>>

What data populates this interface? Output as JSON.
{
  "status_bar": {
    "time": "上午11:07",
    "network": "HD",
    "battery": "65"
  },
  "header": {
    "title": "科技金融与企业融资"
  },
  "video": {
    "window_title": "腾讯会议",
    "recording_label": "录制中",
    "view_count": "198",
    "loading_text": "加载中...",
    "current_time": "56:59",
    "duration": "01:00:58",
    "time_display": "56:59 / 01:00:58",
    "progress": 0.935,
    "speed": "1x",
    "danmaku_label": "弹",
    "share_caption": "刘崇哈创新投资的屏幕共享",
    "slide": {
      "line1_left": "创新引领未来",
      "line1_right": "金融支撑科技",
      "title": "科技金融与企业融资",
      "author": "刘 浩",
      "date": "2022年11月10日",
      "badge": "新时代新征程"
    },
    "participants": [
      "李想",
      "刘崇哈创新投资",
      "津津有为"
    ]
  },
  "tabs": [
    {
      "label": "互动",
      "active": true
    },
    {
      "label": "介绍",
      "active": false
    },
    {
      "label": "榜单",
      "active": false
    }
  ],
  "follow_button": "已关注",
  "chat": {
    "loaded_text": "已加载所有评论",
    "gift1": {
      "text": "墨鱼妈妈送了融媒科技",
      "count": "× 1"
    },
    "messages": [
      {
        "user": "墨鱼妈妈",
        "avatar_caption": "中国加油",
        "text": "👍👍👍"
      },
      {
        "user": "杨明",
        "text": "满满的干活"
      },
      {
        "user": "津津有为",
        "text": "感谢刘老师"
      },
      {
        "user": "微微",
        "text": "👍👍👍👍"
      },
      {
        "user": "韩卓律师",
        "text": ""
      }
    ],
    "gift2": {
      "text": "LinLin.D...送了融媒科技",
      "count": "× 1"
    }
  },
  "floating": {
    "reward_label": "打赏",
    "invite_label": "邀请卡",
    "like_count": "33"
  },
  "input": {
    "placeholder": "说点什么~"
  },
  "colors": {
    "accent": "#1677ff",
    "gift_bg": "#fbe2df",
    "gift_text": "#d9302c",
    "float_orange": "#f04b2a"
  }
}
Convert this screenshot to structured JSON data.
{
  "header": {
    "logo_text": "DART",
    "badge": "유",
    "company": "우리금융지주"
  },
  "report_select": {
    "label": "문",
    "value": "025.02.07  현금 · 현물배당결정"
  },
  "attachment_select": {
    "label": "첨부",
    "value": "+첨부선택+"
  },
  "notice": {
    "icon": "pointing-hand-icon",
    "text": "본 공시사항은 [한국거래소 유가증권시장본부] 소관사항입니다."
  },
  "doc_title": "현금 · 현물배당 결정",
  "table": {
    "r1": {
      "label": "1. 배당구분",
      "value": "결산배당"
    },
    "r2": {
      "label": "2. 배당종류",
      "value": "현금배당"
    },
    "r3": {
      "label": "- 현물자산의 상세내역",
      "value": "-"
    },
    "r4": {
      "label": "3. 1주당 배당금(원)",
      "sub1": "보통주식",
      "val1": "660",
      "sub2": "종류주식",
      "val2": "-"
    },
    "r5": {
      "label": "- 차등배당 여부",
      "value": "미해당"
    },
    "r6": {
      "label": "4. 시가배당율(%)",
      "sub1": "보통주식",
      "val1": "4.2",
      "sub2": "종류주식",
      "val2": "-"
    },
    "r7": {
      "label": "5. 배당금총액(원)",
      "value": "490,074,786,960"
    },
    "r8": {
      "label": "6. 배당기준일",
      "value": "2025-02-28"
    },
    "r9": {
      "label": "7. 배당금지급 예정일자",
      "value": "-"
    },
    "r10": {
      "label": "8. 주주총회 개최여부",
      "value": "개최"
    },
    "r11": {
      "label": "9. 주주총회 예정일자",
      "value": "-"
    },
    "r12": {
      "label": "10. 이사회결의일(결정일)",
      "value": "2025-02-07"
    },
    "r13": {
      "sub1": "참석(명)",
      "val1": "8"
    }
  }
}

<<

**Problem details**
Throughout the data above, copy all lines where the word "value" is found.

**Reply**
    "value": "025.02.07  현금 · 현물배당결정"
    "value": "+첨부선택+"
      "value": "결산배당"
      "value": "현금배당"
      "value": "-"
      "value": "미해당"
      "value": "490,074,786,960"
      "value": "2025-02-28"
      "value": "-"
      "value": "개최"
      "value": "-"
      "value": "2025-02-07"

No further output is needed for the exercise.